When so-called tan-a-holic mother of four Patricia Krentcil made headlines for allegedly taking her five-year-old daughter into a tanning booth, the story elicited mostly disgust nationwide both for her mistreatment of a child as well as her uncanny resemblance to burnt toast. Krentcil even became the focus of an SNL skit where her look was described as Wile E. Coyote after something blows up in his face.
But if society can unite to gleefully parody the adverse consequences of indoor tanning, why, then, does this nearly $5 billion industry still attract an estimated 28 million Americans (and growing) each year? Surely more and more people are becoming aware of the harmful effects of UV-emitting tanning devices: In 2009 they were placed in the highest cancer risk category ("carcinogenic to humans) by the World Health Organization s International Agency for Research on Cancer. And given the growing popularity of awareness campaigns that emphasize the dangers of tanning (not the least of which are skin cancer, wrinkles, and vision damage) one might imagine that the fervor for tanning is waning. Yet a 2009 study from the Graduate School of Public Health at San Diego State University found, that in most U.S. cities, there were more indoor tanning salons than Starbucks or McDonalds restaurants.
In addition to multiplying its locations, the tanning industry has attempted to further boost the popularity of the trade by promoting its various health benefits. For instance, according to an investigation by FairWarning, a nonprofit consumer group, some tanning salons are putting employees through a D-Angel Empowerment Training program, which relies on a video developed by the International Smart Tan Network, an industry group. In the video, employees are told that tanning is a good source of vitamin D, which can prevent breast cancer, heart disease, and autism. Suffice it to say, the training video is misrepresenting the facts. While it's absolutely important to maintain adequate levels of vitamin D, its role in preventing cancer and autism is tenuous at best. Yet even still, the Centers for Disease Control and Prevention will tell you that the safest way to obtain vitamin D is through diet or supplements.
But the video doesn t stop there. It also accuses greedy dermatologists and sunscreen makers of conspiring to frighten the public by encouraging minimal exposure to UV light. Unfortunately, they haven't been frightening people enough. A CDC report released earlier this year found that, Caucasian women between the ages of 18 and 21 were the most likely to indoor-tan, with 32 percent acknowledging they would engage in the activity. And among women who had already frequented a salon, the study found that they averaged 28 sessions in the past year.
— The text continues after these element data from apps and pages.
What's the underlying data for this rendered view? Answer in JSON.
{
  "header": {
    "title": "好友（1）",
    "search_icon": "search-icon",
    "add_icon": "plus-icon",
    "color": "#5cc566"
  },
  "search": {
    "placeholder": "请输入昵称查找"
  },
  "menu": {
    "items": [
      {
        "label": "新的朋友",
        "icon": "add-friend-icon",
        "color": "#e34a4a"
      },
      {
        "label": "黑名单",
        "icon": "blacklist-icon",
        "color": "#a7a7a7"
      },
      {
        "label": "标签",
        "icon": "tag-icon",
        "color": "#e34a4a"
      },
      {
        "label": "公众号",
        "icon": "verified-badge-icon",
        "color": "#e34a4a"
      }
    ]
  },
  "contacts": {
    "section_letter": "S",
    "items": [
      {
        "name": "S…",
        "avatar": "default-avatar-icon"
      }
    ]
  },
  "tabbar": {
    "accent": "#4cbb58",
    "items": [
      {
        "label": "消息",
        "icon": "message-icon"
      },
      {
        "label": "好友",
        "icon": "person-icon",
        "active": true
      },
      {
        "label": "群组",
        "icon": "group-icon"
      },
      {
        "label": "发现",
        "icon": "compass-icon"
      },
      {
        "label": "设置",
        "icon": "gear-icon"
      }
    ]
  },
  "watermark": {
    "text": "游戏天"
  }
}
When it s been established that frequenting a tanning salon before the age of 35 can increase one s risk of melanoma the most deadly form of skin cancer by a whopping 75 percent, shouldn t public health officials be taking more action to combat the tanning industry s manipulative PR tactics? Just this summer, the U.S. Preventive Services Task Force reversed a 2003 recommendation by issuing a new draft guideline advising doctors to counsel children, adolescents, and young adults with fair skin about the harmful effects of exposure to UV radiation.
However, though such measures are important, they are not enough especially when more than 3.5 million skin cancers in over two million people are diagnosed annually. In 2011, the American Academy of Pediatrics joined the World Health Organization in deeming UV-tanning devices highly carcinogenic, and the American Academy of Dermatology went one step further. They issued a policy statement pushing for a ban that would prohibit any minor from indoor tanning. Such laws already exist in California and Vermont, but sixteen states do not currently have any rules at all regulating indoor tanning.
Evidence already demonstrates that 90 percent of melanoma cases are associated with exposure to UV light. Perhaps this, combined with ceaseless national ridicule, finally pushed Patricia Krentcil to meet a journalist s challenge to avoid tanning for an entire month.
But should it really require a media frenzy to deter just one person from tanning? Absolutely not, which is why it s imperative that states and local communities implement legislation that, just like cigarette laws, bans minors from engaging in this dangerous activity. Physicians and health care professionals also need to be more rigorous when it comes to educating their patients about the harms of indoor tanning. With both initiatives combined, perhaps we can finally begin to make a dent in the terribly high rate of this largely preventable disease and, in a twist of fate, make the new, non-tan-a-holic Krentcil proud.